Motion Pictures Sound Editors. “Baby Driver Post Show Interview with Julian Slater.” Video, 37:14. July 13, 2017. Accessed October 25, 2020. 

SoundWorks Collection. “The Sound of The Hunger Games.” Video, 9:05. March 27, 2012. Accessed January 18, 2021. 

TEDx Talks. “The Hollywood Guide to the Future-Past | John Hunter | TEDxBucknellUniversity.” YouTube video, 16:00. May 10, 2017. Accessed January 29, 2021.

The Hunger Games. Directed byGary Ross. Film. California: Color Force, 2012.


Kirsty Graham graduated from Royal Holloway, University of London with a BMus Music degree in 2021. Throughout her undergraduate course and beyond, her main academic interests include musicology, digital composition, and film studies, being particularly fascinated by discussions of sound and moving image. Delving deeper into this area of study, this essay is an extended and reworked version of her final year dissertation, exploring the intricate relationships between film, sound, and the concept of utopia. Since graduating she has joined the industry of audio post-production, and is currently based in London as a foley editor for film, TV and video games. 

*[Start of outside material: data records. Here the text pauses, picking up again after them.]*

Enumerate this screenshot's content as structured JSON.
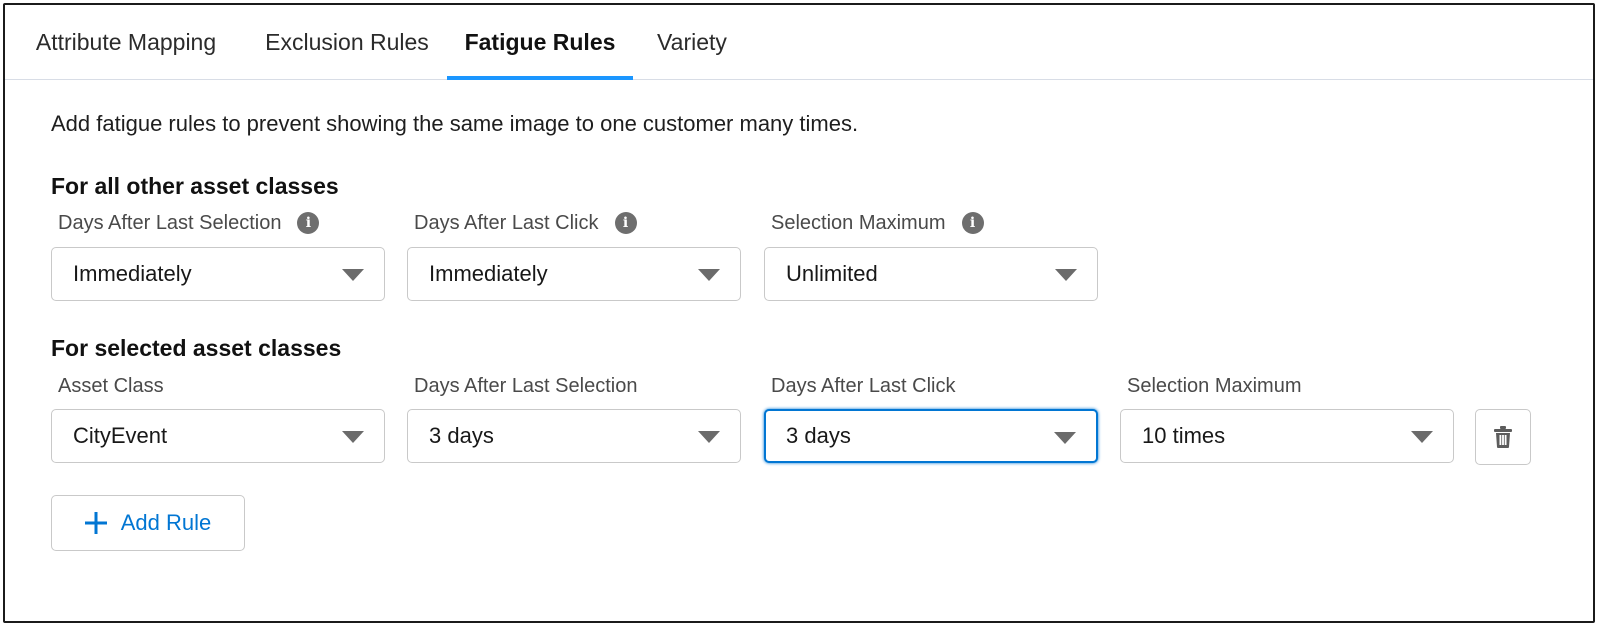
{
  "tabs": [
    {
      "label": "Attribute Mapping",
      "active": false
    },
    {
      "label": "Exclusion Rules",
      "active": false
    },
    {
      "label": "Fatigue Rules",
      "active": true
    },
    {
      "label": "Variety",
      "active": false
    }
  ],
  "description": "Add fatigue rules to prevent showing the same image to one customer many times.",
  "all_classes": {
    "title": "For all other asset classes",
    "fields": [
      {
        "label": "Days After Last Selection",
        "value": "Immediately"
      },
      {
        "label": "Days After Last Click",
        "value": "Immediately"
      },
      {
        "label": "Selection Maximum",
        "value": "Unlimited"
      }
    ]
  },
  "selected_classes": {
    "title": "For selected asset classes",
    "headers": [
      "Asset Class",
      "Days After Last Selection",
      "Days After Last Click",
      "Selection Maximum"
    ],
    "rows": [
      {
        "asset_class": "CityEvent",
        "days_after_selection": "3 days",
        "days_after_click": "3 days",
        "selection_maximum": "10 times"
      }
    ]
  },
  "info_glyph": "i",
  "add_rule_label": "Add Rule",
  "icons": {
    "info": "info-icon",
    "caret": "chevron-down-icon",
    "delete": "trash-icon",
    "add": "plus-icon"
  },
  "colors": {
    "accent": "#0176d3",
    "tab_underline": "#1b96ff",
    "border": "#c9c9c9"
  }
}
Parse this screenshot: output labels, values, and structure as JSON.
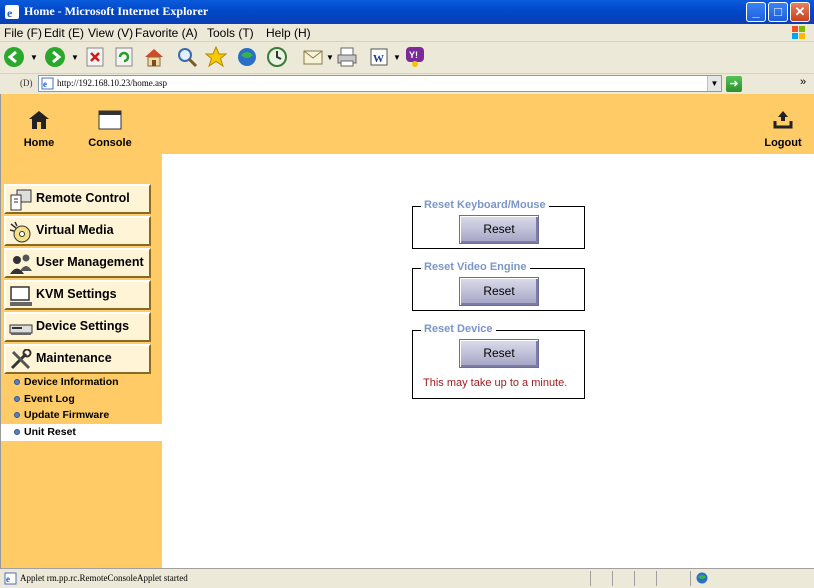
{
  "window": {
    "title": "Home - Microsoft Internet Explorer",
    "minimize": "_",
    "maximize": "□",
    "close": "✕"
  },
  "menubar": {
    "items": [
      "File (F)",
      "Edit (E)",
      "View (V)",
      "Favorite (A)",
      "Tools (T)",
      "Help (H)"
    ]
  },
  "toolbar": {
    "icons": [
      "back-icon",
      "forward-icon",
      "stop-icon",
      "refresh-icon",
      "home-icon",
      "search-icon",
      "favorites-icon",
      "media-icon",
      "history-icon",
      "mail-icon",
      "print-icon",
      "word-icon",
      "messenger-icon"
    ]
  },
  "address": {
    "label": "(D)",
    "url": "http://192.168.10.23/home.asp",
    "more": "»"
  },
  "header": {
    "home_label": "Home",
    "console_label": "Console",
    "logout_label": "Logout"
  },
  "sidebar": {
    "menu": [
      {
        "label": "Remote Control",
        "icon": "remote-control-icon"
      },
      {
        "label": "Virtual Media",
        "icon": "virtual-media-icon"
      },
      {
        "label": "User Management",
        "icon": "user-management-icon"
      },
      {
        "label": "KVM Settings",
        "icon": "kvm-settings-icon"
      },
      {
        "label": "Device Settings",
        "icon": "device-settings-icon"
      },
      {
        "label": "Maintenance",
        "icon": "maintenance-icon"
      }
    ],
    "submenu": [
      {
        "label": "Device Information",
        "active": false
      },
      {
        "label": "Event Log",
        "active": false
      },
      {
        "label": "Update Firmware",
        "active": false
      },
      {
        "label": "Unit Reset",
        "active": true
      }
    ]
  },
  "main": {
    "groups": [
      {
        "legend": "Reset Keyboard/Mouse",
        "button": "Reset"
      },
      {
        "legend": "Reset Video Engine",
        "button": "Reset"
      },
      {
        "legend": "Reset Device",
        "button": "Reset",
        "note": "This may take up to a minute."
      }
    ]
  },
  "status": {
    "text": "Applet rm.pp.rc.RemoteConsoleApplet started"
  },
  "colors": {
    "accent": "#fecb66",
    "legend": "#7b96c8",
    "note": "#9c1a1a"
  }
}
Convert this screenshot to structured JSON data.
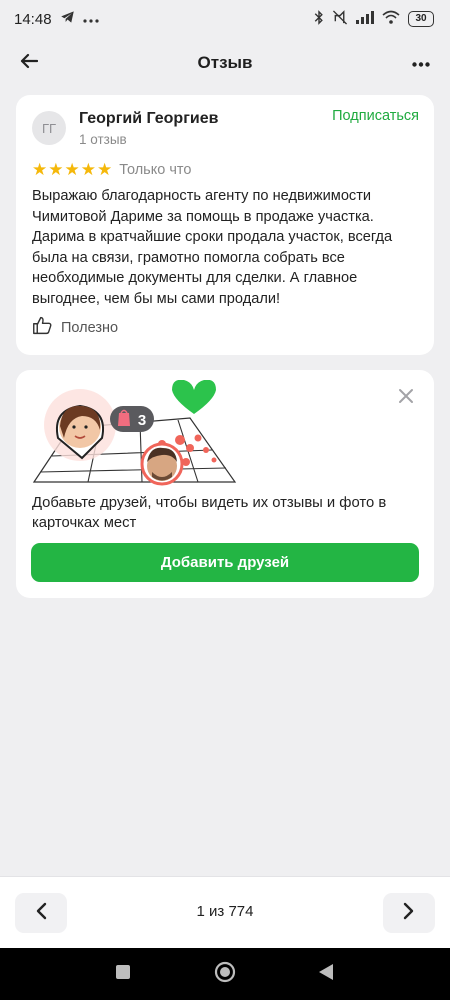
{
  "status_bar": {
    "time": "14:48",
    "battery": "30",
    "icons": [
      "telegram-icon",
      "more-dots-icon",
      "bluetooth-icon",
      "mute-icon",
      "signal-icon",
      "wifi-icon",
      "battery-icon"
    ]
  },
  "header": {
    "title": "Отзыв",
    "back_icon": "arrow-left-icon",
    "more_icon": "more-horizontal-icon"
  },
  "review": {
    "author_initials": "ГГ",
    "author_name": "Георгий Георгиев",
    "author_reviews": "1 отзыв",
    "subscribe_label": "Подписаться",
    "rating": 5,
    "rating_max": 5,
    "time": "Только что",
    "text": "Выражаю благодарность агенту по недвижимости Чимитовой Дариме за помощь в продаже участка. Дарима в кратчайшие сроки продала участок, всегда была на связи, грамотно помогла собрать все необходимые документы для сделки. А главное выгоднее, чем бы мы сами продали!",
    "useful_label": "Полезно"
  },
  "promo": {
    "badge_count": "3",
    "text": "Добавьте друзей, чтобы видеть их отзывы и фото в карточках мест",
    "button_label": "Добавить друзей"
  },
  "pager": {
    "label": "1 из 774"
  },
  "colors": {
    "accent_green": "#23b544",
    "subscribe_green": "#1faa3f",
    "star_yellow": "#f5b80a",
    "background": "#efeff1"
  }
}
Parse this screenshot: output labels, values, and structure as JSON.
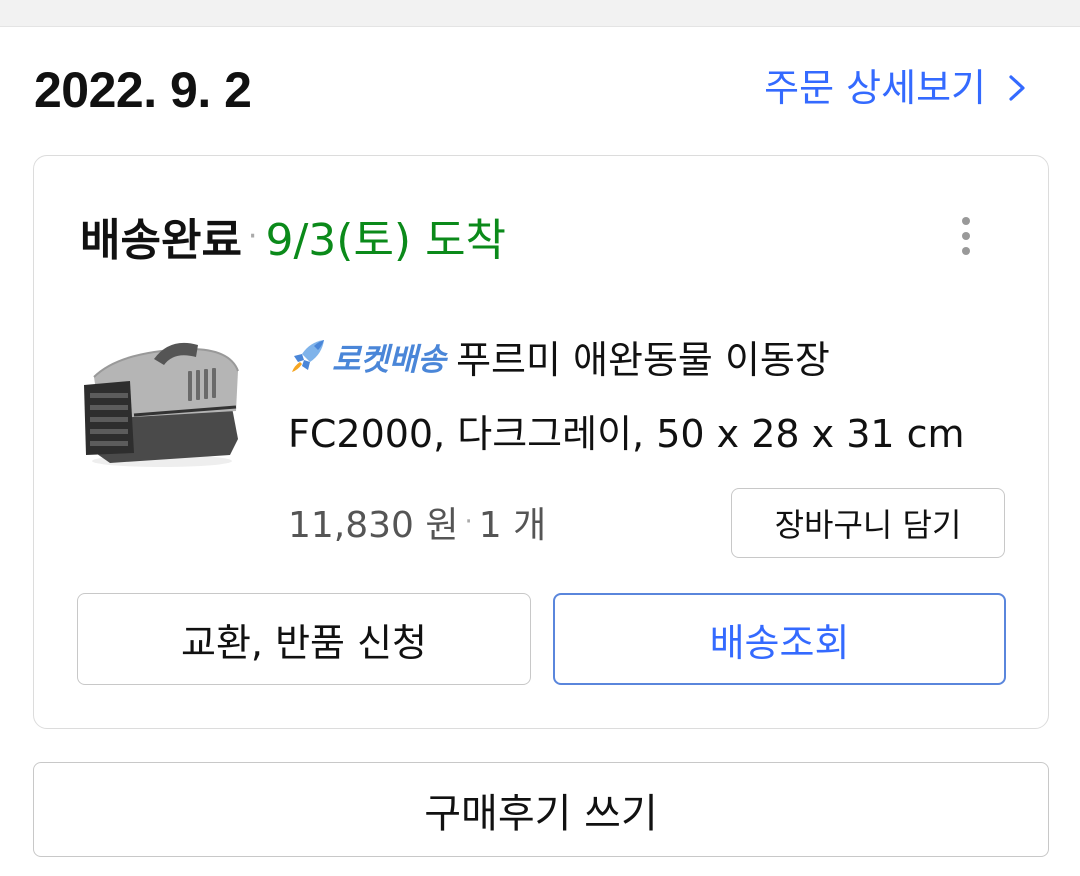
{
  "order": {
    "date": "2022. 9. 2",
    "detail_link_label": "주문 상세보기"
  },
  "shipment": {
    "status": "배송완료",
    "arrival": "9/3(토) 도착"
  },
  "product": {
    "badge": "로켓배송",
    "name_line1": "푸르미 애완동물 이동장",
    "name_line2": "FC2000, 다크그레이, 50 x 28 x 31 cm",
    "price": "11,830 원",
    "quantity": "1 개",
    "cart_button": "장바구니 담기"
  },
  "actions": {
    "return_button": "교환, 반품 신청",
    "tracking_button": "배송조회",
    "review_button": "구매후기 쓰기"
  },
  "colors": {
    "link_blue": "#346aff",
    "arrival_green": "#0b8a1a",
    "rocket_blue": "#4a86d8"
  },
  "icons": {
    "more": "more-vertical-icon",
    "chevron": "chevron-right-icon",
    "rocket": "rocket-icon"
  }
}
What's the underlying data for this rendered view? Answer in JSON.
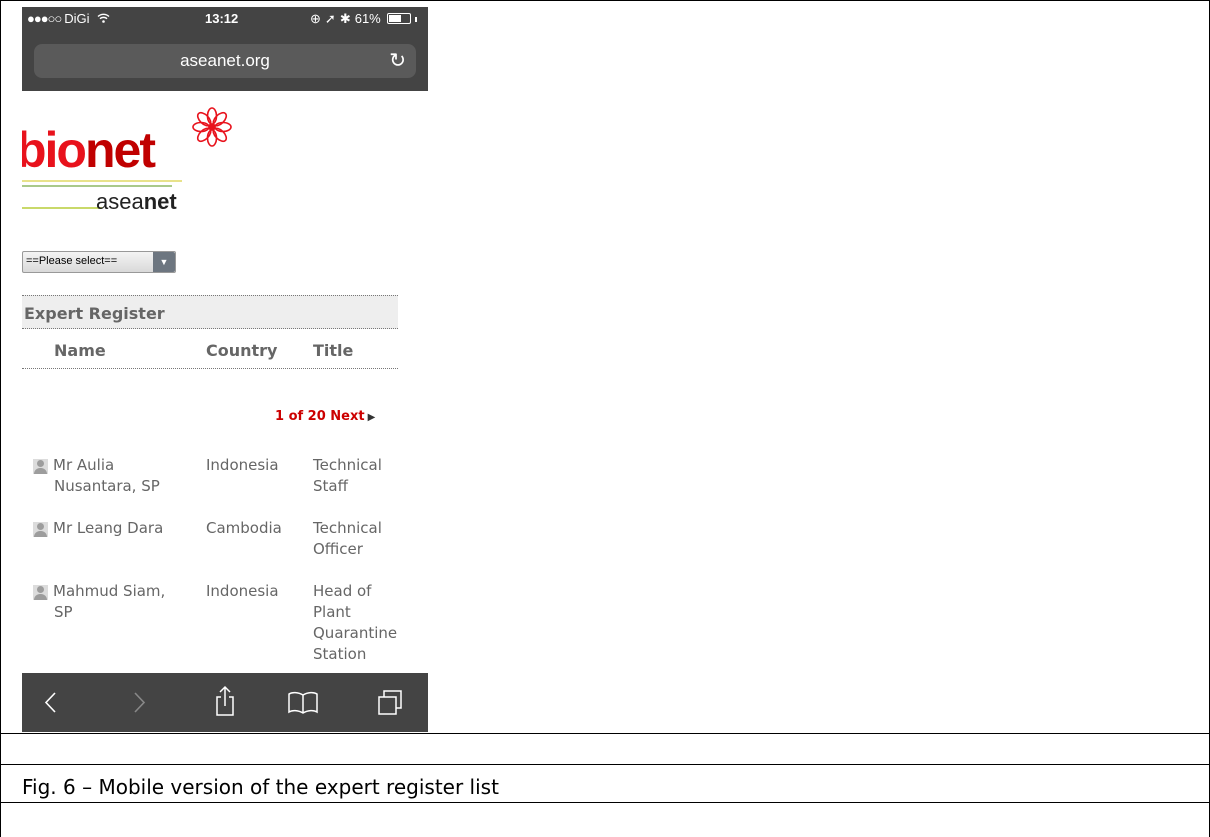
{
  "status_bar": {
    "signal": "●●●○○",
    "carrier": "DiGi",
    "wifi_icon": "wifi-icon",
    "time": "13:12",
    "orientation_lock_icon": "⊕",
    "location_icon": "➚",
    "bluetooth_icon": "✱",
    "battery_text": "61%",
    "battery_level": 0.61
  },
  "browser": {
    "url": "aseanet.org",
    "reload_icon": "↻"
  },
  "logo": {
    "bio": "bio",
    "net": "net",
    "asea": "asea",
    "asea_net": "net"
  },
  "select": {
    "value": "==Please select==",
    "arrow": "▼"
  },
  "register": {
    "title": "Expert Register",
    "columns": [
      "Name",
      "Country",
      "Title"
    ],
    "pager_text": "1 of 20 Next",
    "pager_arrow": "▶",
    "rows": [
      {
        "name_lines": [
          "Mr Aulia",
          "Nusantara, SP"
        ],
        "country": "Indonesia",
        "title_lines": [
          "Technical",
          "Staff"
        ]
      },
      {
        "name_lines": [
          "Mr Leang Dara"
        ],
        "country": "Cambodia",
        "title_lines": [
          "Technical",
          "Officer"
        ]
      },
      {
        "name_lines": [
          "Mahmud Siam,",
          "SP"
        ],
        "country": "Indonesia",
        "title_lines": [
          "Head of",
          "Plant",
          "Quarantine",
          "Station"
        ]
      }
    ]
  },
  "toolbar": {
    "icons": [
      "back-icon",
      "forward-icon",
      "share-icon",
      "bookmarks-icon",
      "tabs-icon"
    ]
  },
  "caption": "Fig. 6 – Mobile version of the expert register list",
  "colors": {
    "browser_chrome": "#444444",
    "brand_red": "#e8121c",
    "pager_red": "#cc0000",
    "text_gray": "#666666"
  }
}
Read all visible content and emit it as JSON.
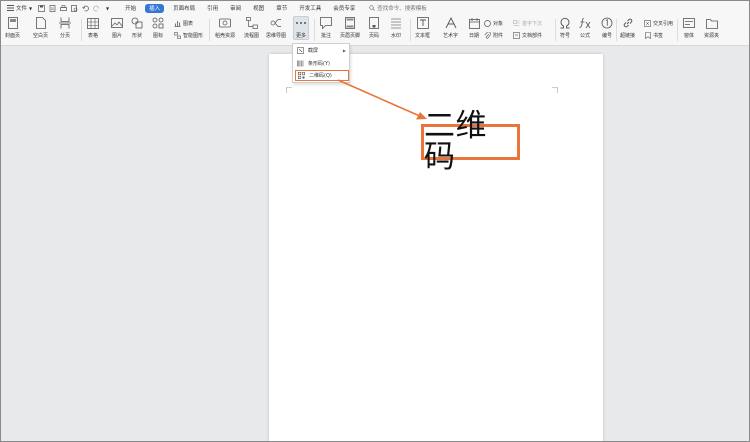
{
  "menubar": {
    "file_label": "文件",
    "tabs": [
      {
        "label": "开始",
        "active": false
      },
      {
        "label": "插入",
        "active": true
      },
      {
        "label": "页面布局",
        "active": false
      },
      {
        "label": "引用",
        "active": false
      },
      {
        "label": "审阅",
        "active": false
      },
      {
        "label": "视图",
        "active": false
      },
      {
        "label": "章节",
        "active": false
      },
      {
        "label": "开发工具",
        "active": false
      },
      {
        "label": "会员专享",
        "active": false
      }
    ],
    "search_placeholder": "查找命令、搜索模板"
  },
  "ribbon": {
    "cover": "封面页",
    "blank": "空白页",
    "pagebreak": "分页",
    "table": "表格",
    "picture": "图片",
    "shape": "形状",
    "icon": "图标",
    "chart": "图表",
    "smart": "智能图形",
    "material": "稻壳资源",
    "flow": "流程图",
    "mind": "思维导图",
    "more": "更多",
    "comment": "批注",
    "header": "页眉页脚",
    "pagenum": "页码",
    "watermark": "水印",
    "textbox": "文本框",
    "art": "艺术字",
    "date": "日期",
    "object": "对象",
    "attach": "附件",
    "dropcap": "首字下沉",
    "docpart": "文档部件",
    "symbol": "符号",
    "formula": "公式",
    "numbering": "编号",
    "hyperlink": "超链接",
    "crossref": "交叉引用",
    "bookmark": "书签",
    "window": "窗体",
    "resource": "资源夹"
  },
  "dropdown": {
    "items": [
      {
        "label": "截屏",
        "has_submenu": true
      },
      {
        "label": "条形码(Y)",
        "has_submenu": false
      },
      {
        "label": "二维码(Q)",
        "has_submenu": false
      }
    ]
  },
  "callout": {
    "text": "二维码"
  },
  "colors": {
    "accent": "#e8763c",
    "tab_active": "#3577d5"
  }
}
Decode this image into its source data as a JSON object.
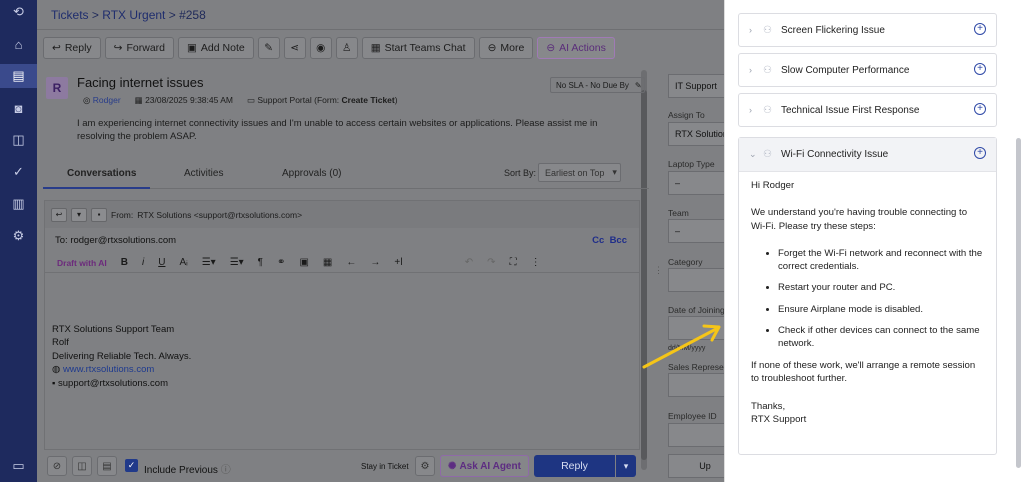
{
  "breadcrumb": {
    "tickets": "Tickets",
    "sep1": " > ",
    "queue": "RTX Urgent",
    "sep2": " > ",
    "ticket_id": "#258"
  },
  "toolbar": {
    "reply": "Reply",
    "forward": "Forward",
    "add_note": "Add Note",
    "teams": "Start Teams Chat",
    "more": "More",
    "ai_actions": "AI Actions"
  },
  "ticket": {
    "avatar": "R",
    "subject": "Facing internet issues",
    "requester": "Rodger",
    "created": "23/08/2025 9:38:45 AM",
    "source": "Support Portal",
    "form_prefix": "(Form: ",
    "form_name": "Create Ticket",
    "form_suffix": ")",
    "sla": "No SLA - No Due By",
    "description": "I am experiencing internet connectivity issues and I'm unable to access certain websites or applications. Please assist me in resolving the problem ASAP."
  },
  "tabs": {
    "conversations": "Conversations",
    "activities": "Activities",
    "approvals": "Approvals (0)"
  },
  "sort": {
    "label": "Sort By:",
    "value": "Earliest on Top"
  },
  "editor": {
    "from_label": "From:",
    "from_value": "RTX Solutions <support@rtxsolutions.com>",
    "to_label": "To:",
    "to_value": "rodger@rtxsolutions.com",
    "cc_bcc": "Cc  Bcc",
    "draft_ai": "Draft with AI",
    "signature": {
      "team": "RTX Solutions Support Team",
      "name": "Rolf",
      "tagline": "Delivering Reliable Tech. Always.",
      "website": "www.rtxsolutions.com",
      "email": "support@rtxsolutions.com"
    }
  },
  "footer": {
    "include_previous": "Include Previous",
    "stay_in_ticket": "Stay in Ticket",
    "ask_ai": "Ask AI Agent",
    "reply": "Reply"
  },
  "properties": {
    "group_value": "IT Support",
    "assign_to_label": "Assign To",
    "assign_to_value": "RTX Solution",
    "laptop_type_label": "Laptop Type",
    "laptop_type_value": "–",
    "team_label": "Team",
    "team_value": "–",
    "category_label": "Category",
    "date_joining_label": "Date of Joining",
    "date_format": "dd/MM/yyyy",
    "sales_rep_label": "Sales Represe",
    "employee_id_label": "Employee ID",
    "update_btn": "Up"
  },
  "kb_panel": {
    "articles": [
      {
        "title": "Screen Flickering Issue"
      },
      {
        "title": "Slow Computer Performance"
      },
      {
        "title": "Technical Issue First Response"
      }
    ],
    "open_article": {
      "title": "Wi-Fi Connectivity Issue",
      "greeting": "Hi Rodger",
      "intro": "We understand you're having trouble connecting to Wi-Fi. Please try these steps:",
      "steps": [
        "Forget the Wi-Fi network and reconnect with the correct credentials.",
        "Restart your router and PC.",
        "Ensure Airplane mode is disabled.",
        "Check if other devices can connect to the same network."
      ],
      "outro": "If none of these work, we'll arrange a remote session to troubleshoot further.",
      "closing": "Thanks,",
      "signoff": "RTX Support"
    }
  },
  "colors": {
    "nav": "#1e2a5e",
    "accent": "#2f49a7",
    "ai_purple": "#6c2a7c",
    "annotation_arrow": "#f5c518"
  }
}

No comments here
Why not start the discussion?